After EC's collapse in the wake of the United States Senate Subcommittee on Juvenile Delinquency hearings, Craig worked briefly for Atlas Comics, the 1950s predecessor of Marvel Comics, then spent several successful years at an advertising agency in Pennsylvania, though he lamented that his responsibilities there prevented him from drawing much. He returned to comics in the 1960s with art for ACG's Unknown Worlds and other titles.
His resurfacing prompted Warren Publishing editor Archie Goodwin to have Craig draw for Warren's magazines from 1966 to 1968, during which time Craig (who still worked in advertising) used the pseudonym Jay Taycee, a phonetic pronunciation of his four initials. Of his attempts to work for DC Comics and Marvel Comics, however, comics historian Mark Evanier wrote,
By any name, the work was excellent, but Craig's efforts to work for the "big two" -- DC and Marvel -- were not as successful. In 1967, he applied at DC. Recalling the excellence of his EC stories, editor George Kashdan gave him an issue of The Brave and the Bold to draw -- a Batman/Hawkman team-up. Craig handed the job in weeks late, whereupon his art was deemed too subdued, even for the relatively staid DC super-hero comics of the time. Before publication (in issue #70), the pages were heavily retouched and revised as to expunge any trace of Johnny Craig's style.
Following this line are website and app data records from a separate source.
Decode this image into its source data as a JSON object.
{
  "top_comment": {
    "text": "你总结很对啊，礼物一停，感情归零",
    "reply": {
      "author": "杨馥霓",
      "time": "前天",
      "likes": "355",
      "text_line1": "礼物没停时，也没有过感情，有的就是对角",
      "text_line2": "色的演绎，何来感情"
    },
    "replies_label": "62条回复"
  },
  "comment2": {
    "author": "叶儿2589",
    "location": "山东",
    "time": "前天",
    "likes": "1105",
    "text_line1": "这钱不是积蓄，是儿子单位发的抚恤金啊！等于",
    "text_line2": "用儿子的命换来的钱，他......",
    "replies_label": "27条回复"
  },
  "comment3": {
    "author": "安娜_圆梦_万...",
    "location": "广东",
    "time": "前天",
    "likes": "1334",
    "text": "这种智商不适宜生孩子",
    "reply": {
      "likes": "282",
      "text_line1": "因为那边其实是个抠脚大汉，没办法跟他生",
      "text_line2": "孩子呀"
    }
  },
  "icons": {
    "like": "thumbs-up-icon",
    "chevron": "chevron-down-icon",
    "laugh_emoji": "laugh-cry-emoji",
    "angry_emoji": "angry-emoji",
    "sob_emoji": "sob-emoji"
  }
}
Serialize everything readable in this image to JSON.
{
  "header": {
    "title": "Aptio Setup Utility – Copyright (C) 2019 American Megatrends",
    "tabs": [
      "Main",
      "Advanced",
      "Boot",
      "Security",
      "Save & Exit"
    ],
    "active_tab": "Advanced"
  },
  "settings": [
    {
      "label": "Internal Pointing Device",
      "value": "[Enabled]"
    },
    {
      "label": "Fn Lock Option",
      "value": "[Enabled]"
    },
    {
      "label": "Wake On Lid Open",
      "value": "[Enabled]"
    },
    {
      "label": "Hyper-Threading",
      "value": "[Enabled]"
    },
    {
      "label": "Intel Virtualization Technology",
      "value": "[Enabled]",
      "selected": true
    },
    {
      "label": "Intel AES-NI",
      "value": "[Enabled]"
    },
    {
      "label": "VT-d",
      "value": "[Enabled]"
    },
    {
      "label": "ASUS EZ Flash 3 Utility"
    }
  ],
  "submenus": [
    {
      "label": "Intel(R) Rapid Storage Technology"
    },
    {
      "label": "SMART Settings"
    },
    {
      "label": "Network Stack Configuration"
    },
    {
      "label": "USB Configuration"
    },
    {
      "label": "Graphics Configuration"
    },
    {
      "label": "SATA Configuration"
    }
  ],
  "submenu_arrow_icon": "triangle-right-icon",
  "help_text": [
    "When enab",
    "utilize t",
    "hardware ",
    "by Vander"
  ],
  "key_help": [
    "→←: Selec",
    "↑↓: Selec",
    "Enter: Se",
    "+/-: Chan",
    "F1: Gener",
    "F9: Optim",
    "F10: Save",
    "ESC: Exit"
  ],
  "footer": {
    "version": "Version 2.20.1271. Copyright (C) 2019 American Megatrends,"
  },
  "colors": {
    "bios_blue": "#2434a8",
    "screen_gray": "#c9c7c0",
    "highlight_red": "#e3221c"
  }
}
Evanier wrote that Goodwin, by now writing for Marvel, said that, "Every so often, we'd try having him pencil an Iron Man or something, but it never worked out. He couldn't draw superheroes the way they wanted, and he couldn't hit the deadlines of a monthly book". After penciling and inking Iron Man #2 and a supernatural story in Tower of Shadows #1, heavily retouched by John Romita Sr., Craig became primarily an inker. He did however complete Iron Man #2-4, 14, 24 and 25, the latter inked by Sam Grainger.
By the early 1980s, Craig stopped drawing for comics and was semi-retired until his death in 2001. He did do many paintings of the Vault-Keeper, Drusilla and other E.C. horror themes, for private commissions, E.C. fanzines and other publications, and these works showed excellent technique in oils. His last known residences were Camp Hill, Pennsylvania, and Shiremanstown, Pennsylvania.